The Burning of the Houses of Lords and Commons, October 16, 1834, by Joseph Mallord William Turner, c. 1835. © The Philadelphia Museum of Art/Art Resource.


Volume IX, Number 2 | spring 2016


According to sixth-century-BC Greek poet Hipponax of Colophon, in times of drought, famine, or plague an ugly or deformed person was chosen by the community to be pharmakós, or scapegoat. After being fed figs, barley cake, and cheese, he would be struck on the genitals with the bulbs and twigs of wild plants, led on a procession accompanied by flute, and burned on a pyre. His ashes were thrown into the sea. It is believed that Hipponax, whom Pliny the Elder once called “notoriously ugly,” may have been exaggerating the ritual.


Once you hear the details of a victory it is hard to distinguish it from a defeat.

- Jean-Paul Sartre, 1951


LQ Podcast

#09 Michael Kazin

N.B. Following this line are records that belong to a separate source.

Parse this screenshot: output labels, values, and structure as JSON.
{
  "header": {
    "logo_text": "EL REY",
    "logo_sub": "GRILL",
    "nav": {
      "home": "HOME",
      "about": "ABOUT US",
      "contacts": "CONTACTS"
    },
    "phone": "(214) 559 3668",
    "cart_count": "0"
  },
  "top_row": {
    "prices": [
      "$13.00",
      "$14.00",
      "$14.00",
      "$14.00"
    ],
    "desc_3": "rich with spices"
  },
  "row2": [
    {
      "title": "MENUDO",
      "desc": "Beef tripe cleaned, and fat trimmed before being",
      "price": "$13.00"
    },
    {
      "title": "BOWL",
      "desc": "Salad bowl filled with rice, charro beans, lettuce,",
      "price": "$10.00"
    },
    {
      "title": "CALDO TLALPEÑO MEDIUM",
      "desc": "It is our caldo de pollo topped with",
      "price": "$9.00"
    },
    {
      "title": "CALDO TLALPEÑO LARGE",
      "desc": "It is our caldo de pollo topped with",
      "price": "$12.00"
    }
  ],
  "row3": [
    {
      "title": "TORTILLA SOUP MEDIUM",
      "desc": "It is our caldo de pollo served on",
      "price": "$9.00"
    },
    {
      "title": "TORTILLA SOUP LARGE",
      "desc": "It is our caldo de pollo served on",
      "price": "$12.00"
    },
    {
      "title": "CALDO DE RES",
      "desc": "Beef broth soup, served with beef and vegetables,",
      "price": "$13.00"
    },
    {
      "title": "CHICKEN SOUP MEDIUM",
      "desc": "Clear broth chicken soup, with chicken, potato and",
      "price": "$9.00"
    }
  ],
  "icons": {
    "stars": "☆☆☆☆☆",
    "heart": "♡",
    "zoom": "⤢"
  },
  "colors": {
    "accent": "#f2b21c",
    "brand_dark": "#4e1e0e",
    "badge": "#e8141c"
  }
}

Lewis Lapham talks to Michael Kazin, author of War Against War: The American Fight for Peace, 1914-1918. More